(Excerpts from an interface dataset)
+===+

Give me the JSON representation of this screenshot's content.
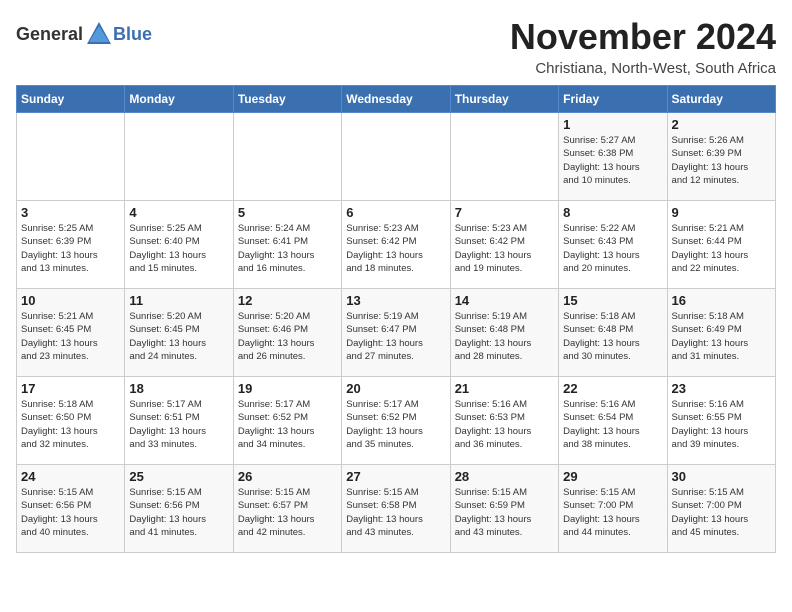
{
  "header": {
    "logo_general": "General",
    "logo_blue": "Blue",
    "title": "November 2024",
    "location": "Christiana, North-West, South Africa"
  },
  "calendar": {
    "weekdays": [
      "Sunday",
      "Monday",
      "Tuesday",
      "Wednesday",
      "Thursday",
      "Friday",
      "Saturday"
    ],
    "weeks": [
      [
        {
          "day": "",
          "info": ""
        },
        {
          "day": "",
          "info": ""
        },
        {
          "day": "",
          "info": ""
        },
        {
          "day": "",
          "info": ""
        },
        {
          "day": "",
          "info": ""
        },
        {
          "day": "1",
          "info": "Sunrise: 5:27 AM\nSunset: 6:38 PM\nDaylight: 13 hours\nand 10 minutes."
        },
        {
          "day": "2",
          "info": "Sunrise: 5:26 AM\nSunset: 6:39 PM\nDaylight: 13 hours\nand 12 minutes."
        }
      ],
      [
        {
          "day": "3",
          "info": "Sunrise: 5:25 AM\nSunset: 6:39 PM\nDaylight: 13 hours\nand 13 minutes."
        },
        {
          "day": "4",
          "info": "Sunrise: 5:25 AM\nSunset: 6:40 PM\nDaylight: 13 hours\nand 15 minutes."
        },
        {
          "day": "5",
          "info": "Sunrise: 5:24 AM\nSunset: 6:41 PM\nDaylight: 13 hours\nand 16 minutes."
        },
        {
          "day": "6",
          "info": "Sunrise: 5:23 AM\nSunset: 6:42 PM\nDaylight: 13 hours\nand 18 minutes."
        },
        {
          "day": "7",
          "info": "Sunrise: 5:23 AM\nSunset: 6:42 PM\nDaylight: 13 hours\nand 19 minutes."
        },
        {
          "day": "8",
          "info": "Sunrise: 5:22 AM\nSunset: 6:43 PM\nDaylight: 13 hours\nand 20 minutes."
        },
        {
          "day": "9",
          "info": "Sunrise: 5:21 AM\nSunset: 6:44 PM\nDaylight: 13 hours\nand 22 minutes."
        }
      ],
      [
        {
          "day": "10",
          "info": "Sunrise: 5:21 AM\nSunset: 6:45 PM\nDaylight: 13 hours\nand 23 minutes."
        },
        {
          "day": "11",
          "info": "Sunrise: 5:20 AM\nSunset: 6:45 PM\nDaylight: 13 hours\nand 24 minutes."
        },
        {
          "day": "12",
          "info": "Sunrise: 5:20 AM\nSunset: 6:46 PM\nDaylight: 13 hours\nand 26 minutes."
        },
        {
          "day": "13",
          "info": "Sunrise: 5:19 AM\nSunset: 6:47 PM\nDaylight: 13 hours\nand 27 minutes."
        },
        {
          "day": "14",
          "info": "Sunrise: 5:19 AM\nSunset: 6:48 PM\nDaylight: 13 hours\nand 28 minutes."
        },
        {
          "day": "15",
          "info": "Sunrise: 5:18 AM\nSunset: 6:48 PM\nDaylight: 13 hours\nand 30 minutes."
        },
        {
          "day": "16",
          "info": "Sunrise: 5:18 AM\nSunset: 6:49 PM\nDaylight: 13 hours\nand 31 minutes."
        }
      ],
      [
        {
          "day": "17",
          "info": "Sunrise: 5:18 AM\nSunset: 6:50 PM\nDaylight: 13 hours\nand 32 minutes."
        },
        {
          "day": "18",
          "info": "Sunrise: 5:17 AM\nSunset: 6:51 PM\nDaylight: 13 hours\nand 33 minutes."
        },
        {
          "day": "19",
          "info": "Sunrise: 5:17 AM\nSunset: 6:52 PM\nDaylight: 13 hours\nand 34 minutes."
        },
        {
          "day": "20",
          "info": "Sunrise: 5:17 AM\nSunset: 6:52 PM\nDaylight: 13 hours\nand 35 minutes."
        },
        {
          "day": "21",
          "info": "Sunrise: 5:16 AM\nSunset: 6:53 PM\nDaylight: 13 hours\nand 36 minutes."
        },
        {
          "day": "22",
          "info": "Sunrise: 5:16 AM\nSunset: 6:54 PM\nDaylight: 13 hours\nand 38 minutes."
        },
        {
          "day": "23",
          "info": "Sunrise: 5:16 AM\nSunset: 6:55 PM\nDaylight: 13 hours\nand 39 minutes."
        }
      ],
      [
        {
          "day": "24",
          "info": "Sunrise: 5:15 AM\nSunset: 6:56 PM\nDaylight: 13 hours\nand 40 minutes."
        },
        {
          "day": "25",
          "info": "Sunrise: 5:15 AM\nSunset: 6:56 PM\nDaylight: 13 hours\nand 41 minutes."
        },
        {
          "day": "26",
          "info": "Sunrise: 5:15 AM\nSunset: 6:57 PM\nDaylight: 13 hours\nand 42 minutes."
        },
        {
          "day": "27",
          "info": "Sunrise: 5:15 AM\nSunset: 6:58 PM\nDaylight: 13 hours\nand 43 minutes."
        },
        {
          "day": "28",
          "info": "Sunrise: 5:15 AM\nSunset: 6:59 PM\nDaylight: 13 hours\nand 43 minutes."
        },
        {
          "day": "29",
          "info": "Sunrise: 5:15 AM\nSunset: 7:00 PM\nDaylight: 13 hours\nand 44 minutes."
        },
        {
          "day": "30",
          "info": "Sunrise: 5:15 AM\nSunset: 7:00 PM\nDaylight: 13 hours\nand 45 minutes."
        }
      ]
    ]
  }
}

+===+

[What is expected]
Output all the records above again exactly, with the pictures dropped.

[Answer box]
Give me the JSON representation of this screenshot's content.
{
  "header": {
    "logo_general": "General",
    "logo_blue": "Blue",
    "title": "November 2024",
    "location": "Christiana, North-West, South Africa"
  },
  "calendar": {
    "weekdays": [
      "Sunday",
      "Monday",
      "Tuesday",
      "Wednesday",
      "Thursday",
      "Friday",
      "Saturday"
    ],
    "weeks": [
      [
        {
          "day": "",
          "info": ""
        },
        {
          "day": "",
          "info": ""
        },
        {
          "day": "",
          "info": ""
        },
        {
          "day": "",
          "info": ""
        },
        {
          "day": "",
          "info": ""
        },
        {
          "day": "1",
          "info": "Sunrise: 5:27 AM\nSunset: 6:38 PM\nDaylight: 13 hours\nand 10 minutes."
        },
        {
          "day": "2",
          "info": "Sunrise: 5:26 AM\nSunset: 6:39 PM\nDaylight: 13 hours\nand 12 minutes."
        }
      ],
      [
        {
          "day": "3",
          "info": "Sunrise: 5:25 AM\nSunset: 6:39 PM\nDaylight: 13 hours\nand 13 minutes."
        },
        {
          "day": "4",
          "info": "Sunrise: 5:25 AM\nSunset: 6:40 PM\nDaylight: 13 hours\nand 15 minutes."
        },
        {
          "day": "5",
          "info": "Sunrise: 5:24 AM\nSunset: 6:41 PM\nDaylight: 13 hours\nand 16 minutes."
        },
        {
          "day": "6",
          "info": "Sunrise: 5:23 AM\nSunset: 6:42 PM\nDaylight: 13 hours\nand 18 minutes."
        },
        {
          "day": "7",
          "info": "Sunrise: 5:23 AM\nSunset: 6:42 PM\nDaylight: 13 hours\nand 19 minutes."
        },
        {
          "day": "8",
          "info": "Sunrise: 5:22 AM\nSunset: 6:43 PM\nDaylight: 13 hours\nand 20 minutes."
        },
        {
          "day": "9",
          "info": "Sunrise: 5:21 AM\nSunset: 6:44 PM\nDaylight: 13 hours\nand 22 minutes."
        }
      ],
      [
        {
          "day": "10",
          "info": "Sunrise: 5:21 AM\nSunset: 6:45 PM\nDaylight: 13 hours\nand 23 minutes."
        },
        {
          "day": "11",
          "info": "Sunrise: 5:20 AM\nSunset: 6:45 PM\nDaylight: 13 hours\nand 24 minutes."
        },
        {
          "day": "12",
          "info": "Sunrise: 5:20 AM\nSunset: 6:46 PM\nDaylight: 13 hours\nand 26 minutes."
        },
        {
          "day": "13",
          "info": "Sunrise: 5:19 AM\nSunset: 6:47 PM\nDaylight: 13 hours\nand 27 minutes."
        },
        {
          "day": "14",
          "info": "Sunrise: 5:19 AM\nSunset: 6:48 PM\nDaylight: 13 hours\nand 28 minutes."
        },
        {
          "day": "15",
          "info": "Sunrise: 5:18 AM\nSunset: 6:48 PM\nDaylight: 13 hours\nand 30 minutes."
        },
        {
          "day": "16",
          "info": "Sunrise: 5:18 AM\nSunset: 6:49 PM\nDaylight: 13 hours\nand 31 minutes."
        }
      ],
      [
        {
          "day": "17",
          "info": "Sunrise: 5:18 AM\nSunset: 6:50 PM\nDaylight: 13 hours\nand 32 minutes."
        },
        {
          "day": "18",
          "info": "Sunrise: 5:17 AM\nSunset: 6:51 PM\nDaylight: 13 hours\nand 33 minutes."
        },
        {
          "day": "19",
          "info": "Sunrise: 5:17 AM\nSunset: 6:52 PM\nDaylight: 13 hours\nand 34 minutes."
        },
        {
          "day": "20",
          "info": "Sunrise: 5:17 AM\nSunset: 6:52 PM\nDaylight: 13 hours\nand 35 minutes."
        },
        {
          "day": "21",
          "info": "Sunrise: 5:16 AM\nSunset: 6:53 PM\nDaylight: 13 hours\nand 36 minutes."
        },
        {
          "day": "22",
          "info": "Sunrise: 5:16 AM\nSunset: 6:54 PM\nDaylight: 13 hours\nand 38 minutes."
        },
        {
          "day": "23",
          "info": "Sunrise: 5:16 AM\nSunset: 6:55 PM\nDaylight: 13 hours\nand 39 minutes."
        }
      ],
      [
        {
          "day": "24",
          "info": "Sunrise: 5:15 AM\nSunset: 6:56 PM\nDaylight: 13 hours\nand 40 minutes."
        },
        {
          "day": "25",
          "info": "Sunrise: 5:15 AM\nSunset: 6:56 PM\nDaylight: 13 hours\nand 41 minutes."
        },
        {
          "day": "26",
          "info": "Sunrise: 5:15 AM\nSunset: 6:57 PM\nDaylight: 13 hours\nand 42 minutes."
        },
        {
          "day": "27",
          "info": "Sunrise: 5:15 AM\nSunset: 6:58 PM\nDaylight: 13 hours\nand 43 minutes."
        },
        {
          "day": "28",
          "info": "Sunrise: 5:15 AM\nSunset: 6:59 PM\nDaylight: 13 hours\nand 43 minutes."
        },
        {
          "day": "29",
          "info": "Sunrise: 5:15 AM\nSunset: 7:00 PM\nDaylight: 13 hours\nand 44 minutes."
        },
        {
          "day": "30",
          "info": "Sunrise: 5:15 AM\nSunset: 7:00 PM\nDaylight: 13 hours\nand 45 minutes."
        }
      ]
    ]
  }
}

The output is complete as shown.